Foxglove Studio can load your custom data (i.e. Protobuf, JSON, FlatBuffers) as local or remote MCAP files. It can also connect directly to your live custom data with the Foxglove WebSocket, an encoding-agnostic WebSocket connection.


Load custom data into Foxglove Studio by first encoding it in MCAP (.mcap) files.

MCAP supports the following serialization formats:

Please get in touch if there are other data formats that your team would like to see supported.

Use the guides at to learn how to read and write your custom data to and from MCAP files.

Local file

Once you have your local MCAP file, follow the MCAP directions for loading it in Studio.

Cloud data

Foxglove Data Platform

Once you've recorded your custom data to MCAP (.mcap) files, you can upload them to Foxglove Data Platform's web console and stream them directly into Foxglove Studio.

Check out the Data Platform docs for more information on how to export and visualize your robotics data.


Once you have an MCAP file in remote storage, follow the MCAP directions for opening it via URL in Studio.

Check out the Setting up CORS page for more details on loading your remote data files into Foxglove Studio.

Live connection

Connect directly to your live custom data (i.e. Protobuf, JSON, FlatBuffers) with an encoding-agnostic WebSocket connection.

Foxglove WebSocket

First, you'll need to create your own server and client to start publishing your custom data.

The foxglove/ws-protocol repo provides:

The @foxglove/ws-protocol-examples npm package also provides example servers and clients that you can run to see how Studio can receive system stats and image data from a custom WebSocket server:

$ npx @foxglove/ws-protocol-examples sysmon
$ npx @foxglove/ws-protocol-examples image-server

To learn more, reference the protocol specification.


For channels with encoding: "json", Studio expects the schema to be a JSON Schema definition.

Each message should be UTF8-encoded JSON representing an object. Binary data should be represented as a base64-encoded string in the JSON object, and as a contentEncoding (e.g. { "type": "string", "contentEncoding": "base64" }) in the schema.


For channels with encoding: "protobuf", Studio expects the schema to be a base64-encoded binary FileDescriptorSet.

You can generate the FileDescriptorSet at runtime using Python:

from typing import Any, Set
from google.protobuf.descriptor import FileDescriptor
from google.protobuf.descriptor_pb2 import FileDescriptorSet

def build_file_descriptor_set(message_class: Any) -> FileDescriptorSet:
  file_descriptor_set = FileDescriptorSet()
  seen_dependencies: Set[str] = set()

  def append_file_descriptor(file_descriptor: FileDescriptor):
    for dep in file_descriptor.dependencies:
      if not in seen_dependencies:

  return file_descriptor_set

Or C++:

#include <google/protobuf/descriptor.pb.h>
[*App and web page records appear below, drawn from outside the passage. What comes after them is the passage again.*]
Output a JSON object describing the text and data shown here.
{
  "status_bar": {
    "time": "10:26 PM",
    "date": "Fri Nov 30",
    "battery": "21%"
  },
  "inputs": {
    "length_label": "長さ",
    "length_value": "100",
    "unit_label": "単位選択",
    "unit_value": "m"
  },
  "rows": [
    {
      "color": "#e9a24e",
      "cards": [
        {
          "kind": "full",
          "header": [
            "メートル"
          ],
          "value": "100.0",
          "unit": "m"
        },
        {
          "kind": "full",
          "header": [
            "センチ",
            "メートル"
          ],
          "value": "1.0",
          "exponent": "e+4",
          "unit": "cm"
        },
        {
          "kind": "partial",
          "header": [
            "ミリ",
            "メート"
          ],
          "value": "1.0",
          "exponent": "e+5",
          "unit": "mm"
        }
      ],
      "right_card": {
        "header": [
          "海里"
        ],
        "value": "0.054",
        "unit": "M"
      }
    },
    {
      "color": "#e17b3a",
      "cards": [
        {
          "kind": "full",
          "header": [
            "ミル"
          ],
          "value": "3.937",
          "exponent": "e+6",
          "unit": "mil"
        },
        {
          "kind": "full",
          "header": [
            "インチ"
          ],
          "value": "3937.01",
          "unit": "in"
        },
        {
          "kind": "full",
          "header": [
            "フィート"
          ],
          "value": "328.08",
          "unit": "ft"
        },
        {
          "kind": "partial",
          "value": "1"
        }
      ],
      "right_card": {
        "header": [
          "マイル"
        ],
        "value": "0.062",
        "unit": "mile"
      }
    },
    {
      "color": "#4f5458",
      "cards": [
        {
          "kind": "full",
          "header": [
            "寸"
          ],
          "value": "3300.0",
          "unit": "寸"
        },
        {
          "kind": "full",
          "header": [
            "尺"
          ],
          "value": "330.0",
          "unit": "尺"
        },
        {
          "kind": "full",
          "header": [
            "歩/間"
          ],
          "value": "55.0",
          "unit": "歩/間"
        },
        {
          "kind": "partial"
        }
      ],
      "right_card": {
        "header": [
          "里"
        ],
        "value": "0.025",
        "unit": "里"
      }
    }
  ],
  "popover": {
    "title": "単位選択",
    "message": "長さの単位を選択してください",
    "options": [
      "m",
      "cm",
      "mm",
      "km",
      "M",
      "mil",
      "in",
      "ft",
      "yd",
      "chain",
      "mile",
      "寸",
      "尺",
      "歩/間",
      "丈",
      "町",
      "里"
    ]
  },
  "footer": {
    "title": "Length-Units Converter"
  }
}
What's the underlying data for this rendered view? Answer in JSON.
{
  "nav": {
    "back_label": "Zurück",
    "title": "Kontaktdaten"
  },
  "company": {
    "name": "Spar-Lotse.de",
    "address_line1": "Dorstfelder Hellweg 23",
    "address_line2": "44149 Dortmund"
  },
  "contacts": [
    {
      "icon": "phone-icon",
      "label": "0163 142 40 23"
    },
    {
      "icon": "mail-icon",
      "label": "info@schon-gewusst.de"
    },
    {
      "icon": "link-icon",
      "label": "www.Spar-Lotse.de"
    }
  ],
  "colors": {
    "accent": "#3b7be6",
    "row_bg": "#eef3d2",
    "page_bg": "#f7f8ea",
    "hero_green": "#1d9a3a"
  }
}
// Writes the FileDescriptor of this descriptor and all transitive dependencies
// to a string, for use as a channel schema.
std::string SerializeFdSet(const google::protobuf::Descriptor* toplevelDescriptor) {
  google::protobuf::FileDescriptorSet fdSet;
  std::queue<const google::protobuf::FileDescriptor*> toAdd;
  std::unordered_set<std::string> added;
  while (!toAdd.empty()) {
    const google::protobuf::FileDescriptor* next = toAdd.front();
    for (int i = 0; i < next->dependency_count(); ++i) {
      const auto& dep = next->dependency(i);
      if (added.find(dep->name()) == added.end()) {
  return fdSet.SerializeAsString();

Studio also expects schemaName to be one of the message types defined in the FileDescriptorSet.

Each message should be encoded in the Protobuf binary wire format – we provide .proto files compatible with Foxglove Studio in our foxglove/schemas repo.

Connecting to data

Open connection in the Data source dialog, select Foxglove WebSocket , and enter the URL to your WebSocket server:

Foxglove WebSocket dialog